Tony cupped his hand under my elbow and tugged me over to the gathered police officers, some in uniform, some in business casual, and some in whatever they happened to be wearing when they got the call. I recognized a few faces, recognized more scents, and Detective Willis, who was regarding me with an expression I couldn’t read.
“Don’t shoot the werewolves and the tibicena,” I told him — because that was the main purpose of my coming with Adam. “They’re the good guys.”
“Tibicena?” Detective Willis tasted the unfamiliar word, but that wasn’t enough to hold his attention for long He turned to look at the bridge, not at Adam and Joel, who had slowed to take advantage of the cover provided by the strewn-about cars. “What can you tell us about the thing on the bridge? Why can’t we shoot it? It doesn’t seem to do anything to it.”
“I don’t know what your monster is,” I told him. “I haven’t had a chance to see it yet. The tibicena is the scary, black, doglike creature running beside Adam. Adam is the werewolf, and the tibicena is a friend. Please tell everyone not to shoot them, okay?”
Willis gave a quick look at Adam and Joel, then frowned and narrowed his eyes, as if he’d finally realized that Joel wasn’t just a weird werewolf. “That thing is a tibicena? What the hell is a tibicena?”
“My friend,” I said coolly. “Who is risking his life to help out.”
Willis grimaced at me. “Don’t take offense where none is meant, Mercy Hauptman.” He put a hand to his face and pressed a button I couldn’t see because he said, “Do not. I repeat. Do not shoot the scary black dog . . . doglike creature. Don’t shoot the werewolves, either. They are on our side, people.”
Tony, who’d followed me over to Willis, said, presumably to me, “We have a couple of SWAT snipers up on top of the Lampson Building and a couple more on top of the Crow’s Nest on Clover Island—for all the good that’s doing us.”
Clover Island was a boating-and-tourist mecca just west of the bridge, lots of boats, lots of docks, and, on the tiny island itself, a hotel, the Coast Guard office, and a few restaurants. The Crow’s Nest was the restaurant on the top floor of the hotel. “They can’t get a shot, the wind is too high.” His voice was cool and controlled. “Pasco’s got a couple of marksmen up on their side of the river, too. At this rate, we’re more likely to shoot each other than whatever that thing is. And given how effective our bullets have been, it wouldn’t matter anyway.”
“He’s over the hump, and I haven’t been able to see it,” I said. “What’s it look like?”

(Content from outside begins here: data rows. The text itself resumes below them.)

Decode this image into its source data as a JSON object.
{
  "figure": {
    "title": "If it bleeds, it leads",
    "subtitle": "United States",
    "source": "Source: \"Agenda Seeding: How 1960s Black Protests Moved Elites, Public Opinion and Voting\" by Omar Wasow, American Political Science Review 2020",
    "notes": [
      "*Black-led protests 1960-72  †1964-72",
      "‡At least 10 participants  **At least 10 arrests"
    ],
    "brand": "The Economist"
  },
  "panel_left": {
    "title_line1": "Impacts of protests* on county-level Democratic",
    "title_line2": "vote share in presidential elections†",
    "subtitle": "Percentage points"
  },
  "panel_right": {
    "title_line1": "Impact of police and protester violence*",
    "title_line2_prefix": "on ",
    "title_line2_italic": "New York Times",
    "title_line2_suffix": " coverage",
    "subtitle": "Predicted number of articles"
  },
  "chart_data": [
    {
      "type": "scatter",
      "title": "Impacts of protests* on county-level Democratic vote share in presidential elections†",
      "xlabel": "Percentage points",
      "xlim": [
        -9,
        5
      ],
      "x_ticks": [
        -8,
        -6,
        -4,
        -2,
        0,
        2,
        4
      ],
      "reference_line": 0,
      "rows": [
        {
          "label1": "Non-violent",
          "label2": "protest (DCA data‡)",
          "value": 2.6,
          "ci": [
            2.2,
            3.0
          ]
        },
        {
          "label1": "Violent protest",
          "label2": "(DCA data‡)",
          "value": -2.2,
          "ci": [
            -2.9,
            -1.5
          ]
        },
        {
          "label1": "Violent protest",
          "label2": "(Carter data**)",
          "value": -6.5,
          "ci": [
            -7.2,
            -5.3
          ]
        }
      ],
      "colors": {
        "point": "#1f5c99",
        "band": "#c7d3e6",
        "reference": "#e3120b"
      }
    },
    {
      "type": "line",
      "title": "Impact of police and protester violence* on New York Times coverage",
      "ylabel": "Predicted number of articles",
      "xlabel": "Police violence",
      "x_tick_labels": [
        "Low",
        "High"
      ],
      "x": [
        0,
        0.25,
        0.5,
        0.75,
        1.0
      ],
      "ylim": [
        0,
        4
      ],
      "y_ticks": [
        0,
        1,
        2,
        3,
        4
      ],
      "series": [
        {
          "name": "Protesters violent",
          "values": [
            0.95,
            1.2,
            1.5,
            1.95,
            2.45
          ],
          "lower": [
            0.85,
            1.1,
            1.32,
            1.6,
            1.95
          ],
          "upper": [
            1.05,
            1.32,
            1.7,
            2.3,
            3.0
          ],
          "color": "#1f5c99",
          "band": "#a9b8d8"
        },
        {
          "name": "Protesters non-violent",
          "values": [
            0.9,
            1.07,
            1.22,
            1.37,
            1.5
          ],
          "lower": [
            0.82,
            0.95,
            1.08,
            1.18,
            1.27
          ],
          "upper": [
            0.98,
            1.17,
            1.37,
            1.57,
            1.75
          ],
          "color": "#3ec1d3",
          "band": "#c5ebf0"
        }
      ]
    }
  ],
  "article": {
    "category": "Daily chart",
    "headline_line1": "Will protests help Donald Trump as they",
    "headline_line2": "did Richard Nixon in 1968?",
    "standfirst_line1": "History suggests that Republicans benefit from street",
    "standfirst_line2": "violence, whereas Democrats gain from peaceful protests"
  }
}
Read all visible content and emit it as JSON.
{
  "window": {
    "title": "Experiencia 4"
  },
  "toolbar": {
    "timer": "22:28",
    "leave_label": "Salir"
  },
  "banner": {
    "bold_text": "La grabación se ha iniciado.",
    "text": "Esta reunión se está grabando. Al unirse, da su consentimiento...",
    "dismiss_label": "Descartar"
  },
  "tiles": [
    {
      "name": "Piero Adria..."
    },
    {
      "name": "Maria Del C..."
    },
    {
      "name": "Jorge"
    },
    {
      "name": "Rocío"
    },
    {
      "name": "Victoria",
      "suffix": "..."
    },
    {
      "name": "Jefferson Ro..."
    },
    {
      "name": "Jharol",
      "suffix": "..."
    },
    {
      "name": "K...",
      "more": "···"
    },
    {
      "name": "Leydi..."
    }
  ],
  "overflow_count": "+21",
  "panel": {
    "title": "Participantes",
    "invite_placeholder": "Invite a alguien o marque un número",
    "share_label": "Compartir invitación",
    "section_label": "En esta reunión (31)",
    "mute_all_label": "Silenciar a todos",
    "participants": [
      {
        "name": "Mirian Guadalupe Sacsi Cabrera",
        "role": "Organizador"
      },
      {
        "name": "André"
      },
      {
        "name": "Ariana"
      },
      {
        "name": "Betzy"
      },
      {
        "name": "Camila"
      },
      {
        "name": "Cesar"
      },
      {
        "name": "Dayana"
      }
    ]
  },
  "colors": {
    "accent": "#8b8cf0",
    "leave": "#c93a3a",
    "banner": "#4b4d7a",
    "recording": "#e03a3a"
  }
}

“King Kong,” said one of the officers I didn’t know. “If King Kong were green and covered in moss with a nose set higher than his eyes. And it is well and truly a him because that part isn’t green.”
“Like Christmastime,” agreed a woman I’d seen before but hadn’t been introduced to . “Red and green.”
“That’s more than I saw,” said a guy in sweats with a long streak of dried blood on the sleeve. “I was too busy getting out of there with my battered civilians.”
“What’s it doing?” I asked. “I mean, why is it still on the bridge and not somewhere else? Have the werewolves been keeping it on the bridge?”
“If it wanted off the bridge,” said an officer grimly, “it would be off the bridge.”
“Adam’s people are doing a fine job of keeping it occupied,” said Tony. “According to the Pasco police, they’ve been distracting it whenever it seems to be thinking about heading off. But it really doesn’t seem to want off.”
The guy in bloody sweats spoke up. “One of the victims I escorted out said it just stopped and ran back to the middle of the bridge. It’s been back on our side a couple of times, Pasco, too— but mostly seems to be hanging out in the center section.” He looked at me. “That thing was coming right for me, and this big black guy ran past and hit it with a baseball bat. I figure I’ve played baseball most of my life, and I never saw a human swing a bat like that. Broke the bat, which I have seen, but not like that. He saved my life and the lives of the four people I was helping off the bridge, too. Is he one of your guys?”
Darryl. Darryl carried a baseball bat in his car, a baseball bat and a baseball. In Washington, it was illegal to carry only a baseball bat in your car. Darryl wasn’t out as a werewolf at his work. I suppose that cat would be out of the bag after today.
“Probably,” I said.